A grand juror by the name of Ray Southwell obtained the evidence implicating Ms. Greenstein, evidence implicating District Attorney Scott Leaders in felony crime, and evidence implicating numerous other officials and entities in a large cover up.
However, when Mr. Southwell tried to disclose his knowledge and evidence to his fellow grand jurors (see AS 12.40.040 above) he was stopped by DA Leaders, current Deputy Attorney General John Skidmore, and current Kenai Superior Court Judge Jennifer Wells. (See Southwell affidavit).
Over the next several years at least four other grand jurors with the same evidence were stopped, and their evidence taken before it could be given to their fellow grand jurors and investigated.
Deputy AG Skidmore and Judge Wells continued to be directly involved in stopping these grand jurors.
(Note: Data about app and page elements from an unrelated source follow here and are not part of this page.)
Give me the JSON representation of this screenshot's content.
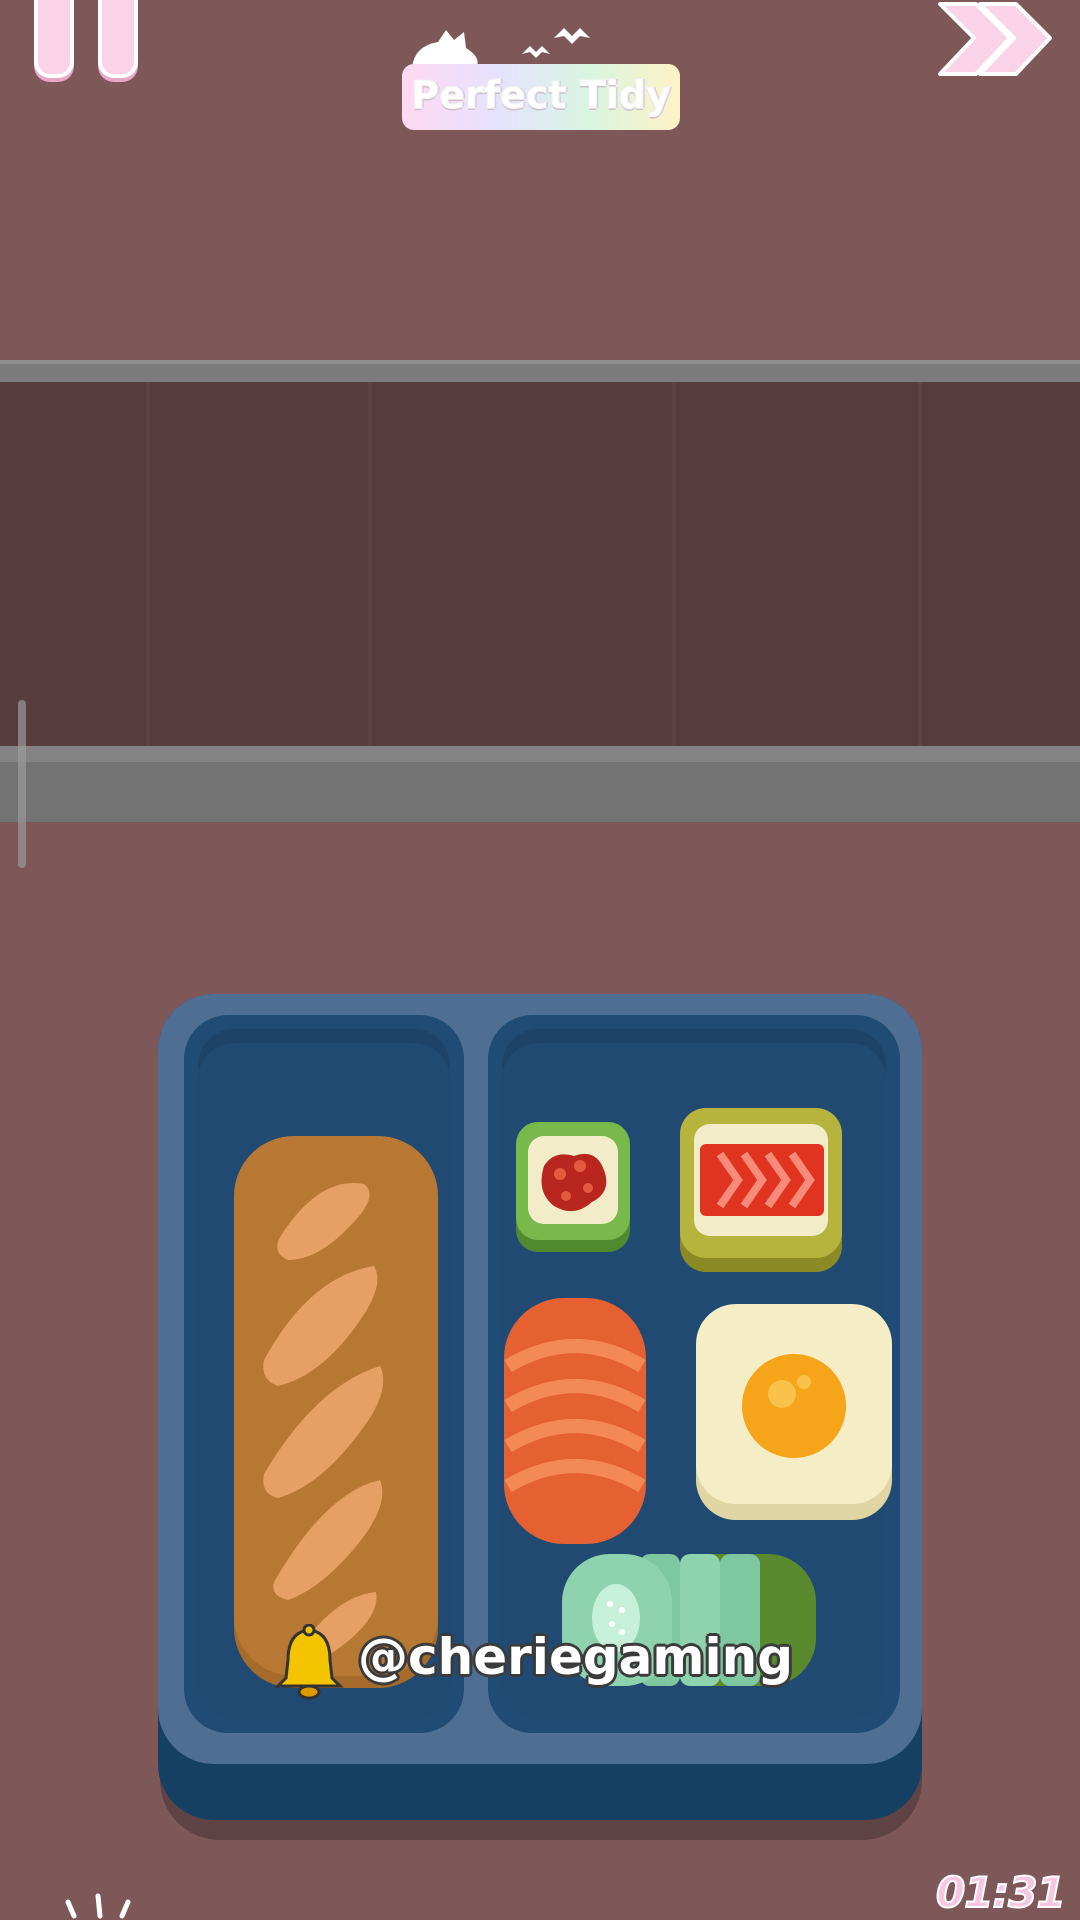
{
  "header": {
    "logo_text": "Perfect Tidy",
    "pause_icon": "pause-icon",
    "skip_icon": "fast-forward-icon"
  },
  "hud": {
    "timer": "01:31"
  },
  "watermark": {
    "bell_icon": "bell-icon",
    "text": "@cheriegaming"
  },
  "scene": {
    "shelf": "wall-shelf",
    "tray": "bento-box",
    "items": [
      "baguette",
      "sushi-roll-small",
      "salmon-sushi-roll",
      "salmon-slices",
      "fried-egg",
      "cucumber-slices"
    ]
  },
  "colors": {
    "background": "#7e5858",
    "wall": "#573b3d",
    "tray_rim": "#4f6e93",
    "tray_inner": "#1f4b74",
    "accent_pink": "#fbd3e6"
  }
}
In conjunction with stopping grand jurors from investigating, the Department of Law and the Court System went to extraordinary lengths to prevent citizens from giving the grand jury evidence and requests that it be investigated. (see the Letter/petition, Second stack of letter/petition signatures, Proof of receipt, and Evidence the letter/petition is not being provided to the Grand Jury).
On June 29, 2022, a sixth grand jury, by majority vote, voted to investigate the forgoing evidence. Before the grand jury could examine any evidence or swear any witnesses, Judge Wells ordered the grand jury to stop and permanently dismissed the grand jury from all further duty.
Yet there are other facts just as disturbing.
It was found that the original Alaska Grand Jury Handbook has been re-written to remove all the verbiage above – leaving both citizens and grand jurors in the dark as to their actual rights to investigate public officials. Click here to see how the 2019 Grand Jury Handbook differs from the original, above.
In unanimously passing a resolution earlier this year, protesting the unconstitutional suspension of grand jury investigations, the Kenai Peninsula Borough Assembly found that grand jury investigations in Alaska were common up until the early 1990’s, then they stopped – indicating the unconstitutional suspension has been going on for about 30 years.
Thirty years of no independent citizen oversight of ANY Alaskan official or agency could breed corruption on a massive scale.
Is this why “self-policing” Alaskan officials are willing to violate our constitution, and commit felony crimes, to prevent a grand jury investigation into their conduct?
Here’s what a New York City independent investigation into “self-policing” officials and agencies found:
New York City’s 1994 Mollen Commission Report: “To cover up their corruption, officers created even more: they falsified official reports and perjured themselves to conceal their misdeeds. In the face of this problem, the department allowed its systems for fighting corruption virtually to collapse. It had become more concerned about the bad publicity that corruption disclosures generate than the devastating consequences of corruption itself. As a result, its corruption controls minimized, ignored and at times concealed corruption rather than rooting it out. Such an institutional reluctance to uncover corruption is not surprising. No institution wants its reputation tainted – especially a department that needs the public’s confidence and partnership to be effective. Since no entity outside the department was responsible for reviewing the department’s success in policing itself, years of self-protection continued unabated until this Commission commenced its independent inquiries.”
— To learn more about this issue, visit www.alaskagrandjuryrights.com.
— To contact David Haeg directly, email him at firstname.lastname@example.org or call (907) 398-6403.